- About Us
- Career Center
- Nano-Social Network
- Nano Consulting
- My Account
Researchers from the University of Alberta in and the National Institute for Nanotechnology in Canada created the sharpest object ever made. The new nano object is tungsten needle tapering down to about the thickness of single atom. The breakthrough might help improve future scanning tunneling microscopes.
The needle, made by Moh'd Rezeq in the group lead by Professor Robert Wolkow at the University of Alberta and the National Institute for Nanotechnology, was initially much blunter. The needle was exposed to pure nitrogen atmosphere which made it thinner and thinner. Tungsten is chemically highly reactive and the nitrogen is used to roughen the tungsten surface. But at the tip, where the electric field created by applying a voltage to the tungsten is at its maximum, N2 molecules are driven away. This process reaches an equilibrium condition in which the point is very sharp.
Furthermore, what N2 is present near the tip helps to stabilize the tungsten against further chemical degradation. Indeed, the resultant needle is stable up to temperatures of 900 degrees Celsius even after 24 hours of exposure to air.
The probe tips used in scanning tunneling microscopes (STMs), even though they produce atomic-resolution pictures of atoms sitting on the top layer of a solid material, are not themselves atomically thin. Rather their radius of curvature at the bottom is typically 10 nm or more.
According to Wolkow says that although a narrower tip will be useful in the construction of STM arrays (you can pack more tips into a small area; and a wide array might even permit movies of atomic motions) the spatial resolution won't improve thereby. The real benefit of the sharp tungsten tips, he believes, will be as superb electron emitters. Being so slender, they would emit electrons in a bright, narrow, stable stream.
The picture shows a field ion microscope (FIM) image of a very sharp tungsten needle. The small round features on the image are individual atoms. The lighter colored elongated features are traces captured as atoms moved during the imaging process (approximately 1 second).
More information can be found on the American Institute of Physics website.
About The Future of Things
The Future of Things (TFOT) is an online magazine dedicated to bringing original content on science, technology, and medicine from around the world. TFOT aims to provide comprehensive, accurate, and high quality coverage of emerging scientific and technological innovations. TFOT's news stories and articles are unique, not only because they include detailed analysis and commentary, but because of the inclusion of in-depth interviews with leading scientists, engineers, and other visionaries who describe their work and offer us a glimpse into our future.
We believe in the importance of bringing science and technology to the awareness of the general public. Good science and technology reporting is an art, but one that requires precision and accuracy. This is exactly why we decided to use "as is" interviews as one of our main journalistic tools. Too often we come across misquoted or misinterpreted scientific and technological information. By letting scientists and engineers describe their work in their own words, we aim to bring a new level of accuracy to science and tech reporting.

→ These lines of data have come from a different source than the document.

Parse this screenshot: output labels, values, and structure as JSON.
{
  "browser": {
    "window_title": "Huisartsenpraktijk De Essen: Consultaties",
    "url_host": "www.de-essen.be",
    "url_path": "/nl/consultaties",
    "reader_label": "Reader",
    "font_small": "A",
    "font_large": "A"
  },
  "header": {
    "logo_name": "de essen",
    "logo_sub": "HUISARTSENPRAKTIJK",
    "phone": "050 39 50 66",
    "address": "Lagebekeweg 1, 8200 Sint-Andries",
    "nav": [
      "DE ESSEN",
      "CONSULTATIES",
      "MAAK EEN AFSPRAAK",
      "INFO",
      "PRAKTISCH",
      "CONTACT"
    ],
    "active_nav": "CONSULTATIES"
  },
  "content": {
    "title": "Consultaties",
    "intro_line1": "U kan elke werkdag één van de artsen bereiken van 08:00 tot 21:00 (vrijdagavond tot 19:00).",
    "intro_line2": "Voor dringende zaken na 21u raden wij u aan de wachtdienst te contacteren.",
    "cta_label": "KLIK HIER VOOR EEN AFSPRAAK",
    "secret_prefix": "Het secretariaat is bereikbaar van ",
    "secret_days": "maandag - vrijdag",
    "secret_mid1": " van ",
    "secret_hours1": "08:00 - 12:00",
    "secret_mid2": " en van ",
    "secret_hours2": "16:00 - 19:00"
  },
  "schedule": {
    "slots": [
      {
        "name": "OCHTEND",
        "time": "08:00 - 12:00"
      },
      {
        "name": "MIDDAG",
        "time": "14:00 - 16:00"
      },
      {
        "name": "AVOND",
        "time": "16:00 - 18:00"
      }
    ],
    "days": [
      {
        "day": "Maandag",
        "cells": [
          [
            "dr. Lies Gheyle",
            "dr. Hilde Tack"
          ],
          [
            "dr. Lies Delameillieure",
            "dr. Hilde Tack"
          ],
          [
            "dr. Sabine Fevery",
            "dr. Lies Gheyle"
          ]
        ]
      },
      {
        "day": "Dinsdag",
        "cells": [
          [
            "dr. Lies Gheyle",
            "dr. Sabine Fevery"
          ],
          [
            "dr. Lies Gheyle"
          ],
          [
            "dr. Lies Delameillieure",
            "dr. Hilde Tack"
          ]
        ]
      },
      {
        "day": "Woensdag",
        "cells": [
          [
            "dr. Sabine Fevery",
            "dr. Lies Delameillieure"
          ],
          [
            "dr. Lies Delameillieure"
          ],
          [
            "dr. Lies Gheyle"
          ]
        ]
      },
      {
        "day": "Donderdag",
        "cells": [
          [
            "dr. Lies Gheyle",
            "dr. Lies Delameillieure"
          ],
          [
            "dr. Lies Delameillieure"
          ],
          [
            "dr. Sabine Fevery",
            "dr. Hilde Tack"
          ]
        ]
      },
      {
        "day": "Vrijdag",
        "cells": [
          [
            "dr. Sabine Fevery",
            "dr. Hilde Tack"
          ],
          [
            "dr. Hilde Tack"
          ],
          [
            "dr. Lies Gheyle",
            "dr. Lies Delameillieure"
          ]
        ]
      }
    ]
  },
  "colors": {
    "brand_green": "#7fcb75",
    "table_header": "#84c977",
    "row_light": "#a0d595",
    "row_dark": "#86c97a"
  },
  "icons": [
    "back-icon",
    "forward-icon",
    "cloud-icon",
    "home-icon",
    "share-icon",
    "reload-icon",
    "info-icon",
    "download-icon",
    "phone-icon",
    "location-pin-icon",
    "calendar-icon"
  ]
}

For more information, please click here
Copyright © The Future of ThingsIf you have a comment, please Contact us.
Issuers of news releases, not 7th Wave, Inc. or Nanotechnology Now, are solely responsible for the accuracy of the content.
|Related News Press|
Interviews/Book Reviews/Essays/Reports/Podcasts/Journals/White papers
Nanoparticle vaccinates mice against dengue fever October 21st, 2016
Move over, solar: The next big renewable energy source could be at our feet October 20th, 2016
Crystal clear imaging: Infrared brings to light nanoscale molecular arrangement: Berkeley Lab and University of Colorado-Boulder team develop new way to reveal crystal features in functional materials October 17th, 2016